Earlier this summer I was shortlisted for the prestigious First@108 award. This year the award has taken a different form and I have been working hard on my response to the theme Memory as well as the challenges of working on a commission for two hospital spaces for patients with dementia.
As is usual with my practice I have taken an approach grounded in scientific research of the subject. I have found it fascinating getting up to speed with the latest neuroscience and neuroanatomy of memory. But have also been really stretching my brain trying to understand the different theories of how the science relates to our embodied experience, with theories of mental models of consciousness and bordering into philosophical realms… As well as these almost existential questions, I also been getting to grips with designing for people whose visual perceptions might be deteriorating due to dementia or Alzheimer’s and all the practicalities of public art commissions. It is quite a challenge. You can get a glimpse of my progress on my facebook page or twitter.
Attached above is the invitation to the opening on Wednesday 7th October (details in text form below). This will be a chance to both see my maquettes and read my proposal as well as the other 4 finalists responses. We will also be doing talks later in the month on the 28th October (details below). So I hope to see you at either the opening or the talks.
A selection of Briony Marshall’s work is on display in the reception area of KPMG’s Canary Wharf Offices in Canada Square. The works are displayed on three large plinths in the window can easily be seen from the pavement and closer viewings are possible by prior arrangement.
Kingsplace, 90 York Way, Kingscross, N1 9AG
An exhibition of jewellery made by a wide range of established sculptors. Illustrating the long history of this still somewhat unknown genre, Sculptors’ Jewellery includes works from well-known 20th Century artists; from Picasso and Alexander Calder to Lynn Chadwick and Geoffrey Clarke, as well as commissioning over 30 new works from leading contemporary figures such as David Bailey and Damien Hirst.
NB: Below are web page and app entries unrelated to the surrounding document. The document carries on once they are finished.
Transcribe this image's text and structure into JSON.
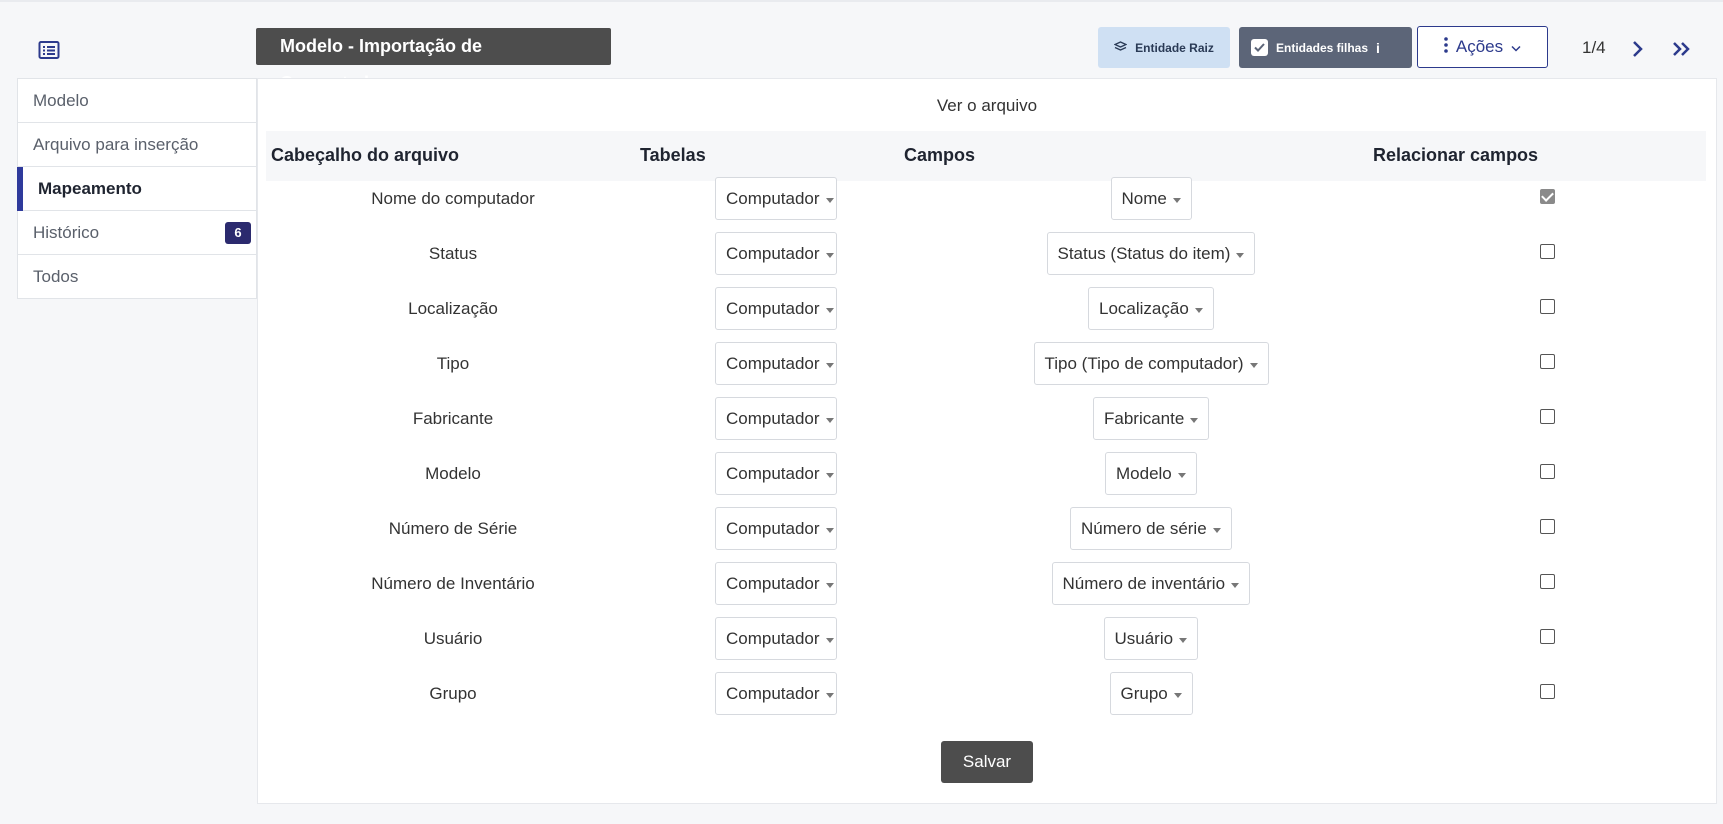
{
  "header": {
    "title": "Modelo - Importação de Computadores",
    "entity_root_label": "Entidade Raiz",
    "child_entities_label": "Entidades filhas",
    "actions_label": "Ações",
    "pager": "1/4",
    "icons": [
      "list-icon",
      "layers-icon",
      "info-icon",
      "kebab-icon",
      "chevron-down-icon",
      "chevron-right-icon",
      "double-chevron-right-icon"
    ]
  },
  "sidebar": {
    "items": [
      {
        "label": "Modelo"
      },
      {
        "label": "Arquivo para inserção"
      },
      {
        "label": "Mapeamento"
      },
      {
        "label": "Histórico",
        "badge": "6"
      },
      {
        "label": "Todos"
      }
    ]
  },
  "main": {
    "file_link": "Ver o arquivo",
    "columns": [
      "Cabeçalho do arquivo",
      "Tabelas",
      "Campos",
      "Relacionar campos"
    ],
    "rows": [
      {
        "header": "Nome do computador",
        "table": "Computador",
        "field": "Nome",
        "link": true
      },
      {
        "header": "Status",
        "table": "Computador",
        "field": "Status (Status do item)",
        "link": false
      },
      {
        "header": "Localização",
        "table": "Computador",
        "field": "Localização",
        "link": false
      },
      {
        "header": "Tipo",
        "table": "Computador",
        "field": "Tipo (Tipo de computador)",
        "link": false
      },
      {
        "header": "Fabricante",
        "table": "Computador",
        "field": "Fabricante",
        "link": false
      },
      {
        "header": "Modelo",
        "table": "Computador",
        "field": "Modelo",
        "link": false
      },
      {
        "header": "Número de Série",
        "table": "Computador",
        "field": "Número de série",
        "link": false
      },
      {
        "header": "Número de Inventário",
        "table": "Computador",
        "field": "Número de inventário",
        "link": false
      },
      {
        "header": "Usuário",
        "table": "Computador",
        "field": "Usuário",
        "link": false
      },
      {
        "header": "Grupo",
        "table": "Computador",
        "field": "Grupo",
        "link": false
      }
    ],
    "save_label": "Salvar"
  },
  "colors": {
    "accent": "#2f3a9c",
    "dark_button": "#4d4d4d",
    "badge": "#2b2a6e",
    "entity_root_bg": "#cfe0f3",
    "child_btn_bg": "#5c6578"
  }
}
Briony Marshall was awarded Pangolin London’s prestigious sculpture residency in 2012 and her first UK solo show, Life Forming, was held at the gallery in 2013. By perfect happenstance the exhibition coincided with the 60th anniversary of the discovery of DNA, and Marshall’s DNA: Helix of Life is emblematic of the great achievements of modern science. Standing at over two metres tall this DNA molecule is constructed from over 600 human figures joined at the hands and feet each representing a different atom in the DNA. Made first in wax and then cast in bronze, the work demonstrates ambitious talent paired with a rather humbled view of society; that we must support each other as individuals to operate as a whole. The integrity of the structure depends on each figure playing its part and is a powerful representation of the interconnectedness of life.
DNA: Helix of Life is currently on display at Pangolin London as part of their highly acclaimed Sculpture Trail.
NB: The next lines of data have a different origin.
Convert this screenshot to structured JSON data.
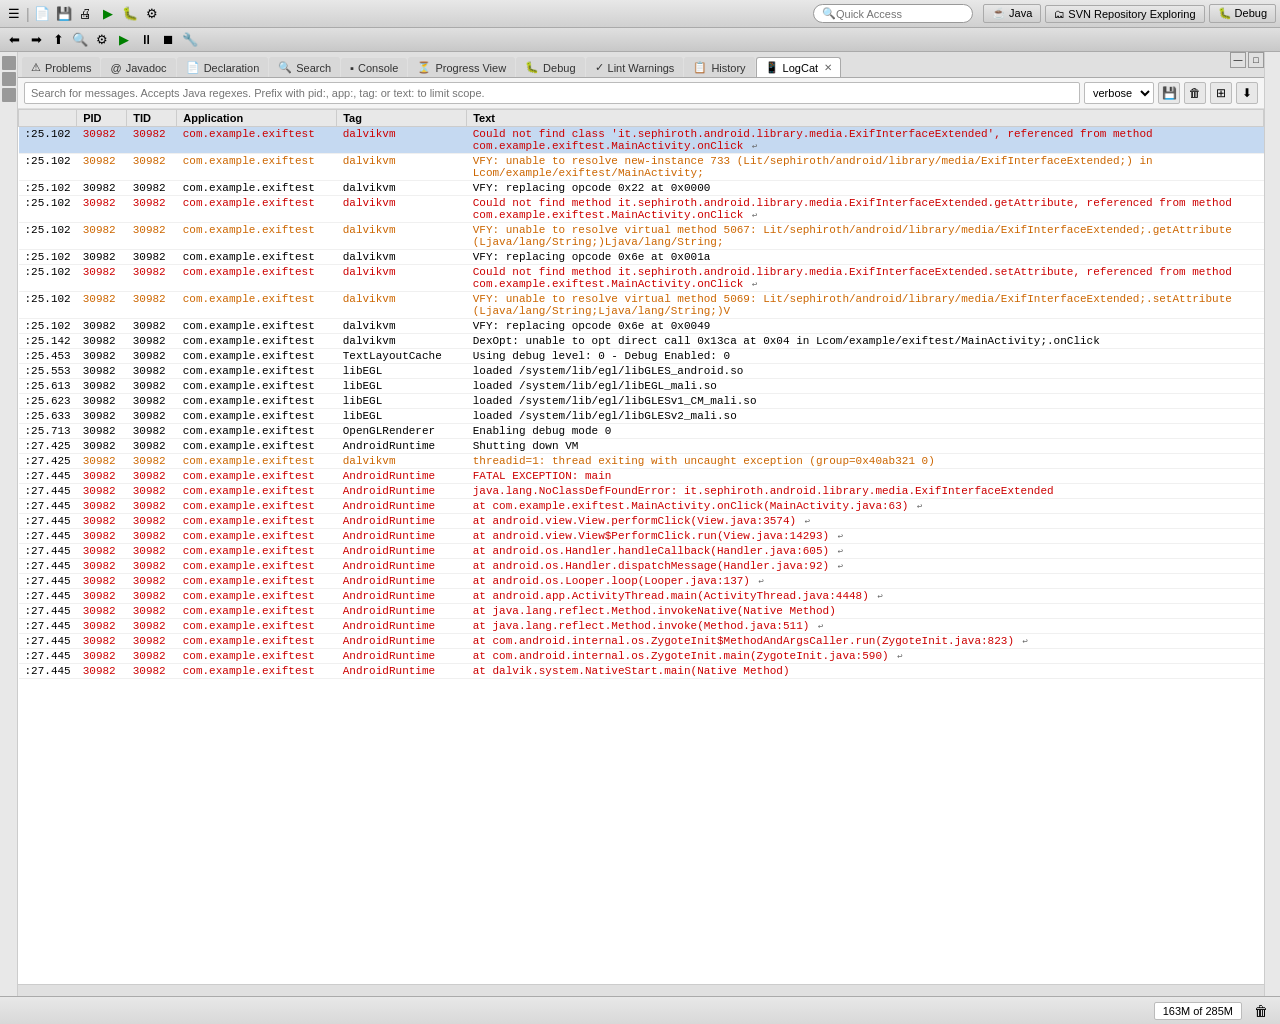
{
  "toolbar": {
    "quick_access_placeholder": "Quick Access",
    "icons": [
      "☰",
      "⬆",
      "⬇",
      "💾",
      "🔍",
      "⚙",
      "▶",
      "⏸",
      "⏹",
      "🔧"
    ]
  },
  "top_right_tabs": [
    {
      "label": "Java",
      "icon": "☕"
    },
    {
      "label": "SVN Repository Exploring",
      "icon": "🗂"
    },
    {
      "label": "Debug",
      "icon": "🐛"
    }
  ],
  "tabs": [
    {
      "label": "Problems",
      "icon": "⚠",
      "active": false
    },
    {
      "label": "Javadoc",
      "icon": "@",
      "active": false
    },
    {
      "label": "Declaration",
      "icon": "📄",
      "active": false
    },
    {
      "label": "Search",
      "icon": "🔍",
      "active": false
    },
    {
      "label": "Console",
      "icon": "▪",
      "active": false
    },
    {
      "label": "Progress View",
      "icon": "⏳",
      "active": false
    },
    {
      "label": "Debug",
      "icon": "🐛",
      "active": false
    },
    {
      "label": "Lint Warnings",
      "icon": "✓",
      "active": false
    },
    {
      "label": "History",
      "icon": "📋",
      "active": false
    },
    {
      "label": "LogCat",
      "icon": "📱",
      "active": true,
      "closeable": true
    }
  ],
  "logcat": {
    "search_placeholder": "Search for messages. Accepts Java regexes. Prefix with pid:, app:, tag: or text: to limit scope.",
    "verbose_label": "verbose",
    "columns": [
      "",
      "PID",
      "TID",
      "Application",
      "Tag",
      "Text"
    ],
    "rows": [
      {
        "time": ":25.102",
        "pid": "30982",
        "tid": "30982",
        "app": "com.example.exiftest",
        "tag": "dalvikvm",
        "text": "Could not find class 'it.sephiroth.android.library.media.ExifInterfaceExtended', referenced from method com.example.exiftest.MainActivity.onClick",
        "color": "red",
        "selected": true
      },
      {
        "time": ":25.102",
        "pid": "30982",
        "tid": "30982",
        "app": "com.example.exiftest",
        "tag": "dalvikvm",
        "text": "VFY: unable to resolve new-instance 733 (Lit/sephiroth/android/library/media/ExifInterfaceExtended;) in Lcom/example/exiftest/MainActivity;",
        "color": "orange"
      },
      {
        "time": ":25.102",
        "pid": "30982",
        "tid": "30982",
        "app": "com.example.exiftest",
        "tag": "dalvikvm",
        "text": "VFY: replacing opcode 0x22 at 0x0000",
        "color": "black"
      },
      {
        "time": ":25.102",
        "pid": "30982",
        "tid": "30982",
        "app": "com.example.exiftest",
        "tag": "dalvikvm",
        "text": "Could not find method it.sephiroth.android.library.media.ExifInterfaceExtended.getAttribute, referenced from method com.example.exiftest.MainActivity.onClick",
        "color": "red"
      },
      {
        "time": ":25.102",
        "pid": "30982",
        "tid": "30982",
        "app": "com.example.exiftest",
        "tag": "dalvikvm",
        "text": "VFY: unable to resolve virtual method 5067: Lit/sephiroth/android/library/media/ExifInterfaceExtended;.getAttribute (Ljava/lang/String;)Ljava/lang/String;",
        "color": "orange"
      },
      {
        "time": ":25.102",
        "pid": "30982",
        "tid": "30982",
        "app": "com.example.exiftest",
        "tag": "dalvikvm",
        "text": "VFY: replacing opcode 0x6e at 0x001a",
        "color": "black"
      },
      {
        "time": ":25.102",
        "pid": "30982",
        "tid": "30982",
        "app": "com.example.exiftest",
        "tag": "dalvikvm",
        "text": "Could not find method it.sephiroth.android.library.media.ExifInterfaceExtended.setAttribute, referenced from method com.example.exiftest.MainActivity.onClick",
        "color": "red"
      },
      {
        "time": ":25.102",
        "pid": "30982",
        "tid": "30982",
        "app": "com.example.exiftest",
        "tag": "dalvikvm",
        "text": "VFY: unable to resolve virtual method 5069: Lit/sephiroth/android/library/media/ExifInterfaceExtended;.setAttribute (Ljava/lang/String;Ljava/lang/String;)V",
        "color": "orange"
      },
      {
        "time": ":25.102",
        "pid": "30982",
        "tid": "30982",
        "app": "com.example.exiftest",
        "tag": "dalvikvm",
        "text": "VFY: replacing opcode 0x6e at 0x0049",
        "color": "black"
      },
      {
        "time": ":25.142",
        "pid": "30982",
        "tid": "30982",
        "app": "com.example.exiftest",
        "tag": "dalvikvm",
        "text": "DexOpt: unable to opt direct call 0x13ca at 0x04 in Lcom/example/exiftest/MainActivity;.onClick",
        "color": "black"
      },
      {
        "time": ":25.453",
        "pid": "30982",
        "tid": "30982",
        "app": "com.example.exiftest",
        "tag": "TextLayoutCache",
        "text": "Using debug level: 0 - Debug Enabled: 0",
        "color": "black"
      },
      {
        "time": ":25.553",
        "pid": "30982",
        "tid": "30982",
        "app": "com.example.exiftest",
        "tag": "libEGL",
        "text": "loaded /system/lib/egl/libGLES_android.so",
        "color": "black"
      },
      {
        "time": ":25.613",
        "pid": "30982",
        "tid": "30982",
        "app": "com.example.exiftest",
        "tag": "libEGL",
        "text": "loaded /system/lib/egl/libEGL_mali.so",
        "color": "black"
      },
      {
        "time": ":25.623",
        "pid": "30982",
        "tid": "30982",
        "app": "com.example.exiftest",
        "tag": "libEGL",
        "text": "loaded /system/lib/egl/libGLESv1_CM_mali.so",
        "color": "black"
      },
      {
        "time": ":25.633",
        "pid": "30982",
        "tid": "30982",
        "app": "com.example.exiftest",
        "tag": "libEGL",
        "text": "loaded /system/lib/egl/libGLESv2_mali.so",
        "color": "black"
      },
      {
        "time": ":25.713",
        "pid": "30982",
        "tid": "30982",
        "app": "com.example.exiftest",
        "tag": "OpenGLRenderer",
        "text": "Enabling debug mode 0",
        "color": "black"
      },
      {
        "time": ":27.425",
        "pid": "30982",
        "tid": "30982",
        "app": "com.example.exiftest",
        "tag": "AndroidRuntime",
        "text": "Shutting down VM",
        "color": "black"
      },
      {
        "time": ":27.425",
        "pid": "30982",
        "tid": "30982",
        "app": "com.example.exiftest",
        "tag": "dalvikvm",
        "text": "threadid=1: thread exiting with uncaught exception (group=0x40ab321 0)",
        "color": "orange"
      },
      {
        "time": ":27.445",
        "pid": "30982",
        "tid": "30982",
        "app": "com.example.exiftest",
        "tag": "AndroidRuntime",
        "text": "FATAL EXCEPTION: main",
        "color": "red"
      },
      {
        "time": ":27.445",
        "pid": "30982",
        "tid": "30982",
        "app": "com.example.exiftest",
        "tag": "AndroidRuntime",
        "text": "java.lang.NoClassDefFoundError: it.sephiroth.android.library.media.ExifInterfaceExtended",
        "color": "red"
      },
      {
        "time": ":27.445",
        "pid": "30982",
        "tid": "30982",
        "app": "com.example.exiftest",
        "tag": "AndroidRuntime",
        "text": "    at com.example.exiftest.MainActivity.onClick(MainActivity.java:63)",
        "color": "red"
      },
      {
        "time": ":27.445",
        "pid": "30982",
        "tid": "30982",
        "app": "com.example.exiftest",
        "tag": "AndroidRuntime",
        "text": "    at android.view.View.performClick(View.java:3574)",
        "color": "red"
      },
      {
        "time": ":27.445",
        "pid": "30982",
        "tid": "30982",
        "app": "com.example.exiftest",
        "tag": "AndroidRuntime",
        "text": "    at android.view.View$PerformClick.run(View.java:14293)",
        "color": "red"
      },
      {
        "time": ":27.445",
        "pid": "30982",
        "tid": "30982",
        "app": "com.example.exiftest",
        "tag": "AndroidRuntime",
        "text": "    at android.os.Handler.handleCallback(Handler.java:605)",
        "color": "red"
      },
      {
        "time": ":27.445",
        "pid": "30982",
        "tid": "30982",
        "app": "com.example.exiftest",
        "tag": "AndroidRuntime",
        "text": "    at android.os.Handler.dispatchMessage(Handler.java:92)",
        "color": "red"
      },
      {
        "time": ":27.445",
        "pid": "30982",
        "tid": "30982",
        "app": "com.example.exiftest",
        "tag": "AndroidRuntime",
        "text": "    at android.os.Looper.loop(Looper.java:137)",
        "color": "red"
      },
      {
        "time": ":27.445",
        "pid": "30982",
        "tid": "30982",
        "app": "com.example.exiftest",
        "tag": "AndroidRuntime",
        "text": "    at android.app.ActivityThread.main(ActivityThread.java:4448)",
        "color": "red"
      },
      {
        "time": ":27.445",
        "pid": "30982",
        "tid": "30982",
        "app": "com.example.exiftest",
        "tag": "AndroidRuntime",
        "text": "    at java.lang.reflect.Method.invokeNative(Native Method)",
        "color": "red"
      },
      {
        "time": ":27.445",
        "pid": "30982",
        "tid": "30982",
        "app": "com.example.exiftest",
        "tag": "AndroidRuntime",
        "text": "    at java.lang.reflect.Method.invoke(Method.java:511)",
        "color": "red"
      },
      {
        "time": ":27.445",
        "pid": "30982",
        "tid": "30982",
        "app": "com.example.exiftest",
        "tag": "AndroidRuntime",
        "text": "    at com.android.internal.os.ZygoteInit$MethodAndArgsCaller.run(ZygoteInit.java:823)",
        "color": "red"
      },
      {
        "time": ":27.445",
        "pid": "30982",
        "tid": "30982",
        "app": "com.example.exiftest",
        "tag": "AndroidRuntime",
        "text": "    at com.android.internal.os.ZygoteInit.main(ZygoteInit.java:590)",
        "color": "red"
      },
      {
        "time": ":27.445",
        "pid": "30982",
        "tid": "30982",
        "app": "com.example.exiftest",
        "tag": "AndroidRuntime",
        "text": "    at dalvik.system.NativeStart.main(Native Method)",
        "color": "red"
      }
    ]
  },
  "status_bar": {
    "memory": "163M of 285M",
    "gc_icon": "🗑"
  }
}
Briony Marshall’s landmark sculpture DNA – Helix of Life will be shown this autumn at Gloucester Cathedral as part of a major sculpture exhibition in the stunning surroundings of the Cathedral and its Close.
‘Crucible 2010’ was an enormous success, involving over 70 works by 50 artists and attracting 136,000 visitors to the cathedral in just 7 weeks. According to Gallery Pangolin who are curating the exhibtion: “‘Crucible 2’ is a wonderful opportunity to bring together another collection of outstanding Modern and contemporary works in the superb setting of the cathedral.”
Pangolin London is delighted to announce the inaugural London solo show of their 2012 Sculptor in Residence, Briony Marshall.
Oxford Biochemistry graduate turned sculptor, Marshall’s unique science-inspired works are a humbling and awe-inspiring look at the fragility, beauty and complexity of human life. The second sculptor to take up Pangolin London’s year long residency, Marshall approaches the realm of art and science in an innovative and fresh way and confirms her reputation as one of the UK’s most exciting up-and-coming sculptors.
90 York Way,